-- Entries provided follows --

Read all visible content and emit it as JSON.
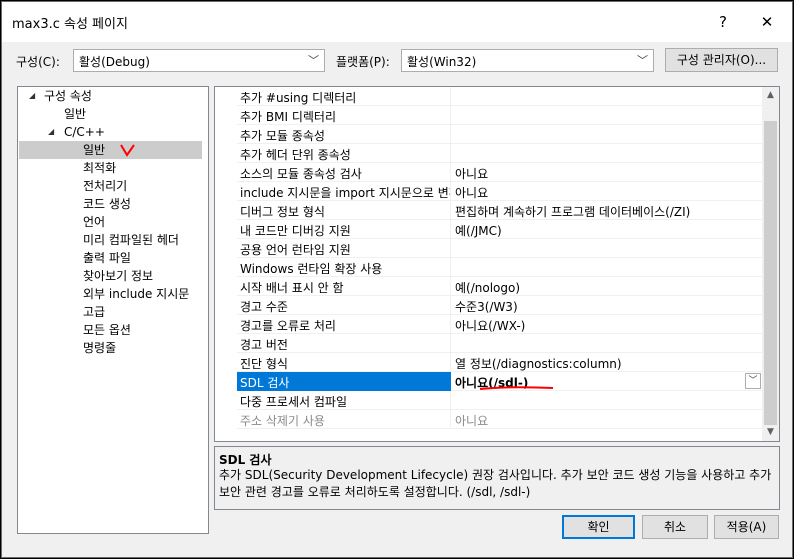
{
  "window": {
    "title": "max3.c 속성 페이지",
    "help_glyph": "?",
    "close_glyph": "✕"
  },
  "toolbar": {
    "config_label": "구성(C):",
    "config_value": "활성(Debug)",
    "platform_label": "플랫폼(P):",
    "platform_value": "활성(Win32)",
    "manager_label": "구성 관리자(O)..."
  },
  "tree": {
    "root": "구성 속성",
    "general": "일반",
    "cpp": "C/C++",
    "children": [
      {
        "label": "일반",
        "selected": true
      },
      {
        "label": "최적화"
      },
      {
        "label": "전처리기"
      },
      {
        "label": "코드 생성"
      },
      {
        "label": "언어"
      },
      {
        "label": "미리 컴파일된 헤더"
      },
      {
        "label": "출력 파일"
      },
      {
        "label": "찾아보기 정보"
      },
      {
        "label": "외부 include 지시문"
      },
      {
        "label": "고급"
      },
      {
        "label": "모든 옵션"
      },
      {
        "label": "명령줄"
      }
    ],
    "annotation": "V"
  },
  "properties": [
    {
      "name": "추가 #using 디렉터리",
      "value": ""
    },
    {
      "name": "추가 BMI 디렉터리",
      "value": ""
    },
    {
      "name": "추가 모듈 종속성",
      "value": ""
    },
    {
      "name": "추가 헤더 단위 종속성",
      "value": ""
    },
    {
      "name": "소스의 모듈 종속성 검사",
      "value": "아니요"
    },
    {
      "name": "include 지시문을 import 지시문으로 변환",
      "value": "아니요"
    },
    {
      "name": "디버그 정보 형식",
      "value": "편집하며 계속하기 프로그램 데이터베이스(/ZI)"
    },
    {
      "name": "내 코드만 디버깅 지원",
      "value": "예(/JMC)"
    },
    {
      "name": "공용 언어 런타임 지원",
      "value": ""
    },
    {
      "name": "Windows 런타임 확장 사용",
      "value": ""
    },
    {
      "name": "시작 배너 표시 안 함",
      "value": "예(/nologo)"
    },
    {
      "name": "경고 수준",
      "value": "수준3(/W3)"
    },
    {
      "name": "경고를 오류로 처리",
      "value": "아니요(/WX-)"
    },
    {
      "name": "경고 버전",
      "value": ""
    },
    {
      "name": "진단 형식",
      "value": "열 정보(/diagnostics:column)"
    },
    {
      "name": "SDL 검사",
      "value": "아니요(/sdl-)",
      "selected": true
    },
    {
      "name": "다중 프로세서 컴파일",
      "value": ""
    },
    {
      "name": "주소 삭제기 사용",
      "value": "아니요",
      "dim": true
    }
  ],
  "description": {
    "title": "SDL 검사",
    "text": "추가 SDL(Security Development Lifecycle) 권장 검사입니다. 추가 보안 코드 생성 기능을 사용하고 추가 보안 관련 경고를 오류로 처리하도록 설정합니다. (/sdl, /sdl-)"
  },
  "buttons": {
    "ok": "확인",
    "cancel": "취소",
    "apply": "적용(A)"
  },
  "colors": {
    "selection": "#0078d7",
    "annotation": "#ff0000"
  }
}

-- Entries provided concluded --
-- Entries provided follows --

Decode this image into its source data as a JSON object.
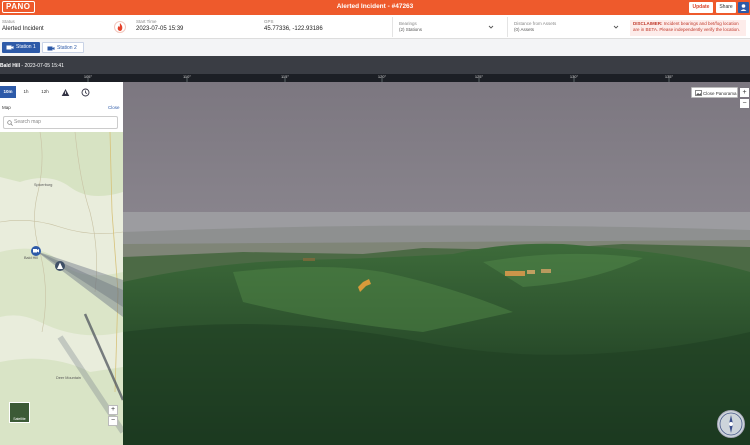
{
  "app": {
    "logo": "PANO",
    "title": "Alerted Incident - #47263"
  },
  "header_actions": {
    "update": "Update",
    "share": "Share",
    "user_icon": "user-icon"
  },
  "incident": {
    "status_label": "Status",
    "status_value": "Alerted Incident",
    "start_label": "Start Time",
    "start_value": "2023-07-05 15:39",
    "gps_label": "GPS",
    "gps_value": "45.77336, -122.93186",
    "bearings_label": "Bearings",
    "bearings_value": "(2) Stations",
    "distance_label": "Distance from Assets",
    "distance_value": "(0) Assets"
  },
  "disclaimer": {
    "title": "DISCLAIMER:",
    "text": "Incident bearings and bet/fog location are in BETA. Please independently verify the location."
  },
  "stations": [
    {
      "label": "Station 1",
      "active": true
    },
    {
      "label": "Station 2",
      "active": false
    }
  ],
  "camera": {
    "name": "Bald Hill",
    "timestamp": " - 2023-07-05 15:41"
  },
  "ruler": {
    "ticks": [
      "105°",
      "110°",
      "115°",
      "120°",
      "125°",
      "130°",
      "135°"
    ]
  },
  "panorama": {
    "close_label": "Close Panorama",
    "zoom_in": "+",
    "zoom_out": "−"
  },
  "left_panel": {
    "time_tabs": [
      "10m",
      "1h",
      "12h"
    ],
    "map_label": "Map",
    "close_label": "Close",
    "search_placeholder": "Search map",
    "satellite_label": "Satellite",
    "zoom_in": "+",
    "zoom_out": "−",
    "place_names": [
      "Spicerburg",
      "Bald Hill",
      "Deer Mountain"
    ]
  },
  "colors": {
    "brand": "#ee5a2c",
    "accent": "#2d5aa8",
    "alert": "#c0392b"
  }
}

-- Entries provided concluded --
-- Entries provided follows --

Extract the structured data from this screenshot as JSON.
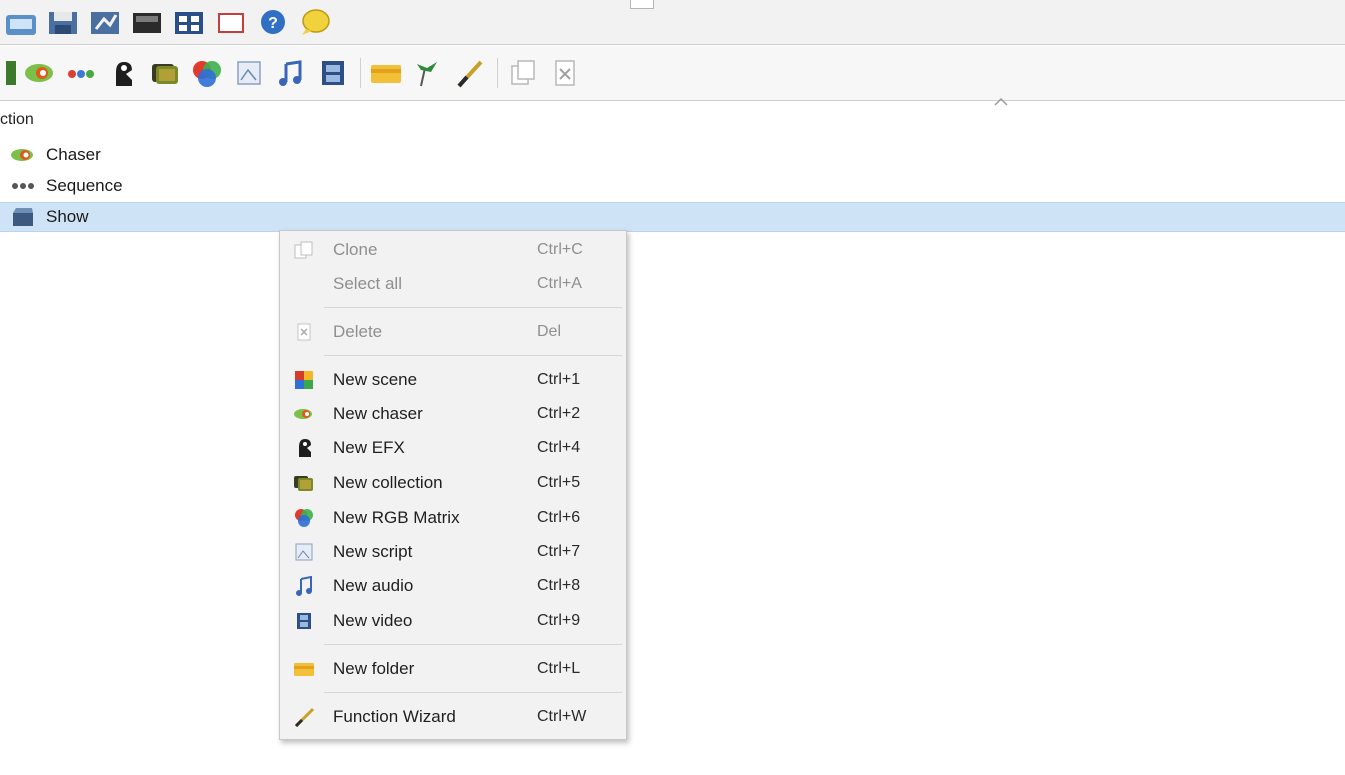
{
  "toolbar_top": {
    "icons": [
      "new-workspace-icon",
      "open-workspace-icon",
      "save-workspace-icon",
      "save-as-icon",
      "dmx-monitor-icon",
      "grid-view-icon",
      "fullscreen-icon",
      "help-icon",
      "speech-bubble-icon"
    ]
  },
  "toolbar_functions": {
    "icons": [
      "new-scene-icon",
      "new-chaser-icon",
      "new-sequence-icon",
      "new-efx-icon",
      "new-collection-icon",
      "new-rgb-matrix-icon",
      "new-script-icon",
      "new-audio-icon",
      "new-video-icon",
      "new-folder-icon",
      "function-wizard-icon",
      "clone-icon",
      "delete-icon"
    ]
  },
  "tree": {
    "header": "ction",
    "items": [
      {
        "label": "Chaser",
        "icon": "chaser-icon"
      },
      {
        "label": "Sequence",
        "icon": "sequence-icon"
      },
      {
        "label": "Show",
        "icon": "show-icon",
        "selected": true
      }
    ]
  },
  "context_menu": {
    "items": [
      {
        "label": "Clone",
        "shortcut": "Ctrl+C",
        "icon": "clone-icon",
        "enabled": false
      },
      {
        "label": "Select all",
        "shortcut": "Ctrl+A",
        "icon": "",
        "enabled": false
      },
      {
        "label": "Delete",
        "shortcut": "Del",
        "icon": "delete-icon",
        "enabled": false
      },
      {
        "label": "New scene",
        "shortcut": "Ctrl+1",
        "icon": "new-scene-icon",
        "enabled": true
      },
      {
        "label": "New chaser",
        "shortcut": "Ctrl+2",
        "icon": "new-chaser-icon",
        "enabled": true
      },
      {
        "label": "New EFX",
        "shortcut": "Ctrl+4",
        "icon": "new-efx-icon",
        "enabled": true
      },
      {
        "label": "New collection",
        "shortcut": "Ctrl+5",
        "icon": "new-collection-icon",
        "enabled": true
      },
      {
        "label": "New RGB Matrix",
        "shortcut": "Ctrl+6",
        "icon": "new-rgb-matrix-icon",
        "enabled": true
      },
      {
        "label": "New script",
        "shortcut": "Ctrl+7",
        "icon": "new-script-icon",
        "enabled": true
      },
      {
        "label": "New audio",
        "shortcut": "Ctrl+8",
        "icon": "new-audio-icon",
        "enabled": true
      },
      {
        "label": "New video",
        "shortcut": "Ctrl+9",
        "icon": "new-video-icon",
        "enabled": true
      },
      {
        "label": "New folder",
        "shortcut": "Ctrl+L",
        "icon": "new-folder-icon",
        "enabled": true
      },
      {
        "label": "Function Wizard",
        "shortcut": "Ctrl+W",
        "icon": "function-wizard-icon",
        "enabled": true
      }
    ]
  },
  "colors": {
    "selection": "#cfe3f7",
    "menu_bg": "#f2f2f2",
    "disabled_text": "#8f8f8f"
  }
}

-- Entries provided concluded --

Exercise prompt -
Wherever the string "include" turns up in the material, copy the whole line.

Response to the task -
        "label": "외부 include 지시문"
      "name": "include 지시문을 import 지시문으로 변환",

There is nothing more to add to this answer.